- I only hold L’Occitane and Oriental Watch but they hardly qualify as re-opening plays (both luxury retail). I am currently looking at a HK restuarant company, though.
Britain will be present in the media during 2022 and then frequency of reports will fade. The German consensus3 media will keep reporting about supply problems and other struggles related to Brexit. Seldom will they mention the potential or at later even materializing upside of Brexit: not being stuck in the EU, weighed down by far to many members and votes, with different interests and not being derived from any sensible measure, ie economic power or number of citizens. It can be questioned if the benefits of Brexit will ultimately outwiehg the harm and it can further be questioned if voters were weill informed and did vote with rational minds, but anyway, it could be grouped under the below concept which is so important for operators and money managers or CEOs, or simply capital allocators:
enduring short term pain for long-term gain
… it might also apply to the Kazakhstan society, humans with regard to reduced consumption for tackling climate change, kicking out unqualified Euro-countries (how much better would Greece’s economic situation be today if only politicians were willing enough?), citizens reducing contracts for quicker reopenings (?), and many more.
I will also end the post with a quote:
»Investing is the art of positioning capital so as to profit from future developments.« – Howards MarksHowards Marks (in his memo uncertainty)
1) Events like currently unfolding in Kazakhstan are always sad, dangerous, multufaceted, a tragedy for individuals and in this case maybe a chance for improvements for the society as a whole.

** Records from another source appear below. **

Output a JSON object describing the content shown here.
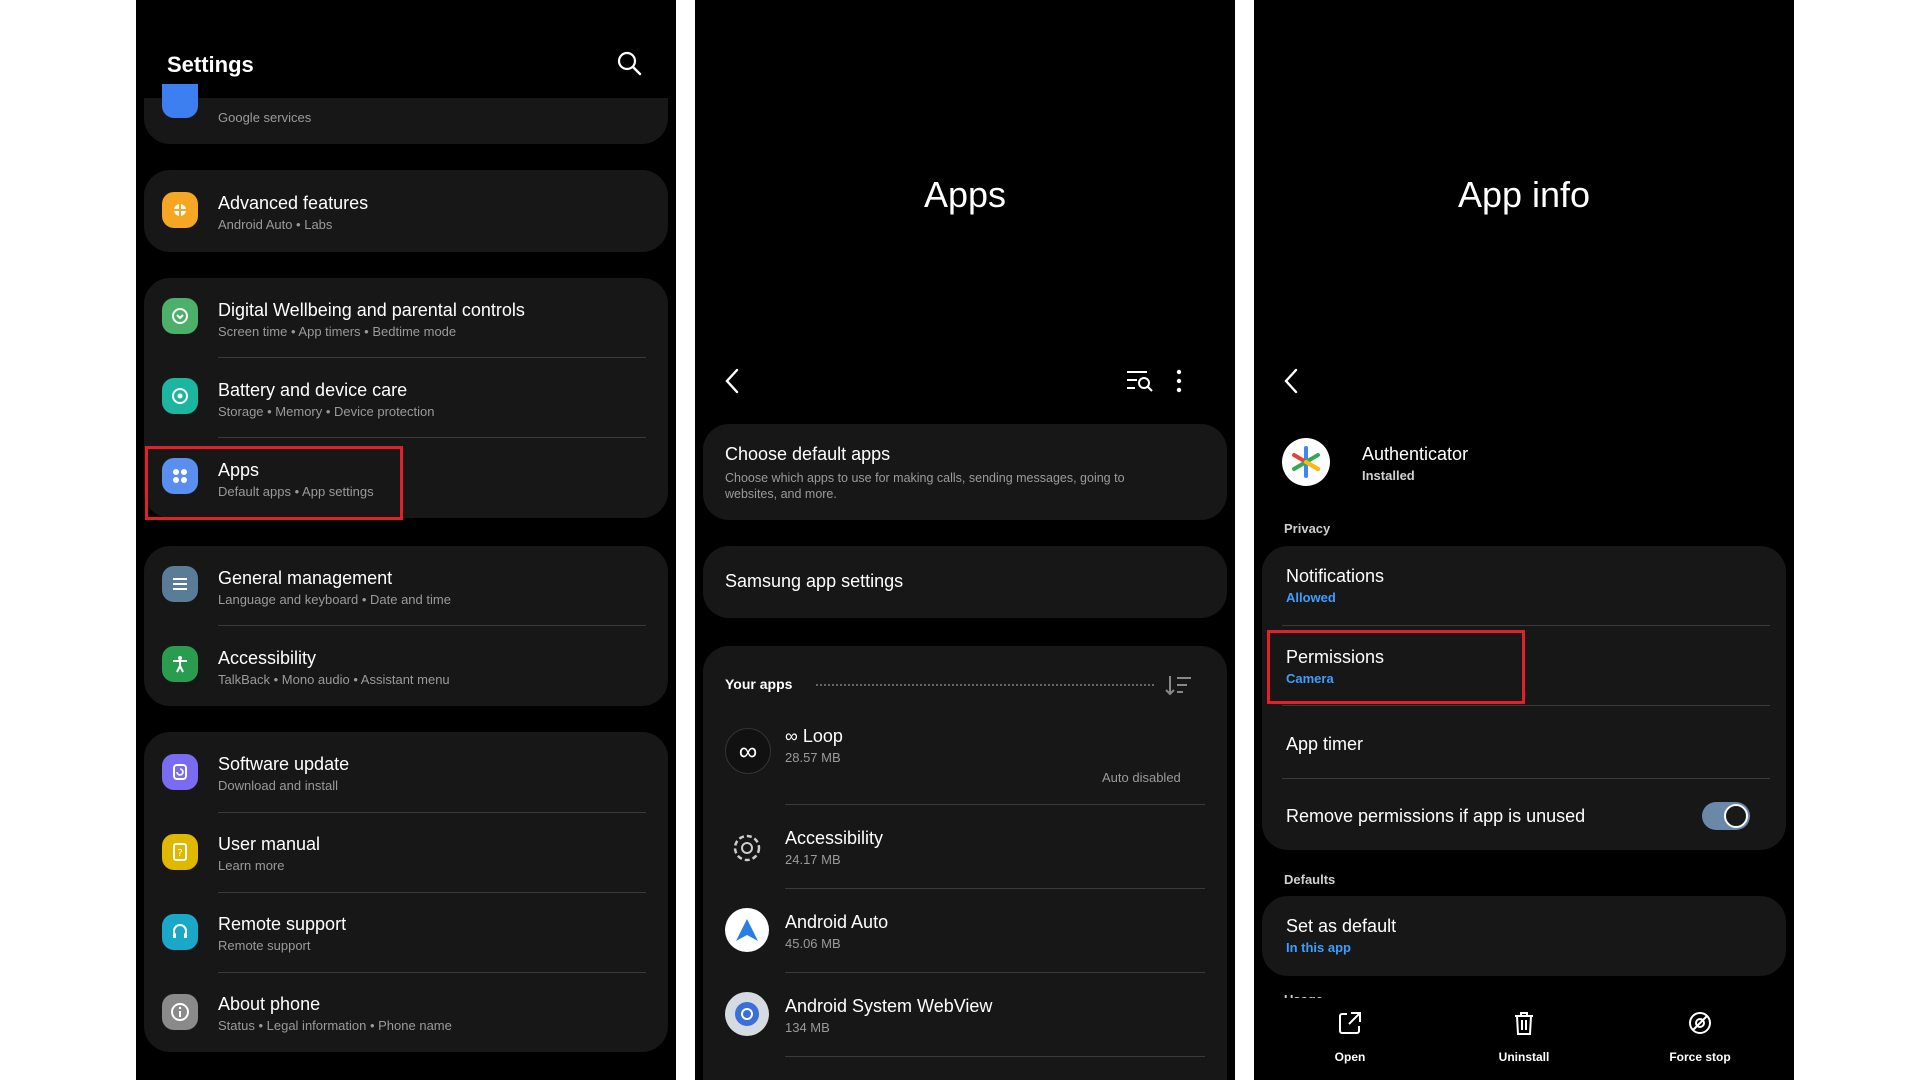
{
  "settings": {
    "title": "Settings",
    "items": [
      {
        "label": "",
        "sub": "Google services"
      },
      {
        "label": "Advanced features",
        "sub": "Android Auto  •  Labs"
      },
      {
        "label": "Digital Wellbeing and parental controls",
        "sub": "Screen time  •  App timers  •  Bedtime mode"
      },
      {
        "label": "Battery and device care",
        "sub": "Storage  •  Memory  •  Device protection"
      },
      {
        "label": "Apps",
        "sub": "Default apps  •  App settings"
      },
      {
        "label": "General management",
        "sub": "Language and keyboard  •  Date and time"
      },
      {
        "label": "Accessibility",
        "sub": "TalkBack  •  Mono audio  •  Assistant menu"
      },
      {
        "label": "Software update",
        "sub": "Download and install"
      },
      {
        "label": "User manual",
        "sub": "Learn more"
      },
      {
        "label": "Remote support",
        "sub": "Remote support"
      },
      {
        "label": "About phone",
        "sub": "Status  •  Legal information  •  Phone name"
      }
    ]
  },
  "apps": {
    "title": "Apps",
    "choose_default": {
      "label": "Choose default apps",
      "sub": "Choose which apps to use for making calls, sending messages, going to websites, and more."
    },
    "samsung_settings": "Samsung app settings",
    "your_apps": "Your apps",
    "list": [
      {
        "name": "∞ Loop",
        "size": "28.57 MB",
        "note": "Auto disabled"
      },
      {
        "name": "Accessibility",
        "size": "24.17 MB"
      },
      {
        "name": "Android Auto",
        "size": "45.06 MB"
      },
      {
        "name": "Android System WebView",
        "size": "134 MB"
      }
    ]
  },
  "app_info": {
    "title": "App info",
    "app_name": "Authenticator",
    "app_status": "Installed",
    "privacy_header": "Privacy",
    "notifications": {
      "label": "Notifications",
      "value": "Allowed"
    },
    "permissions": {
      "label": "Permissions",
      "value": "Camera"
    },
    "app_timer": "App timer",
    "remove_permissions": {
      "label": "Remove permissions if app is unused",
      "enabled": true
    },
    "defaults_header": "Defaults",
    "set_default": {
      "label": "Set as default",
      "value": "In this app"
    },
    "usage_header_partial": "Usage",
    "bottom": {
      "open": "Open",
      "uninstall": "Uninstall",
      "force_stop": "Force stop"
    }
  },
  "colors": {
    "highlight": "#e3202a",
    "accent_blue": "#3d9eff",
    "card": "#171717"
  }
}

But, for the latter, hopes should not run too high, as the many examples of the ‘Arabian Spring‘ (do not know if internationally other terms are used) showed, unfortunately.
2) I was born in 1988. I experienced the GFC during my banking apprenticeship on the trading floor — besides other departments — where the crisis was felt most. The GFC was 2nd most present, and only slightly behind the trading floor, at the bank’s cash currencies department, delivering foreign notes and precious bullion to other banks and clients. This department — usually rather dull — worked overtime during the GFC due to record levels of physical gold deliveries that had to be packed and processed.
3) Using this expression with refenrence to an interview with Claus Kleber in Die Zeit (30-Dec-2021)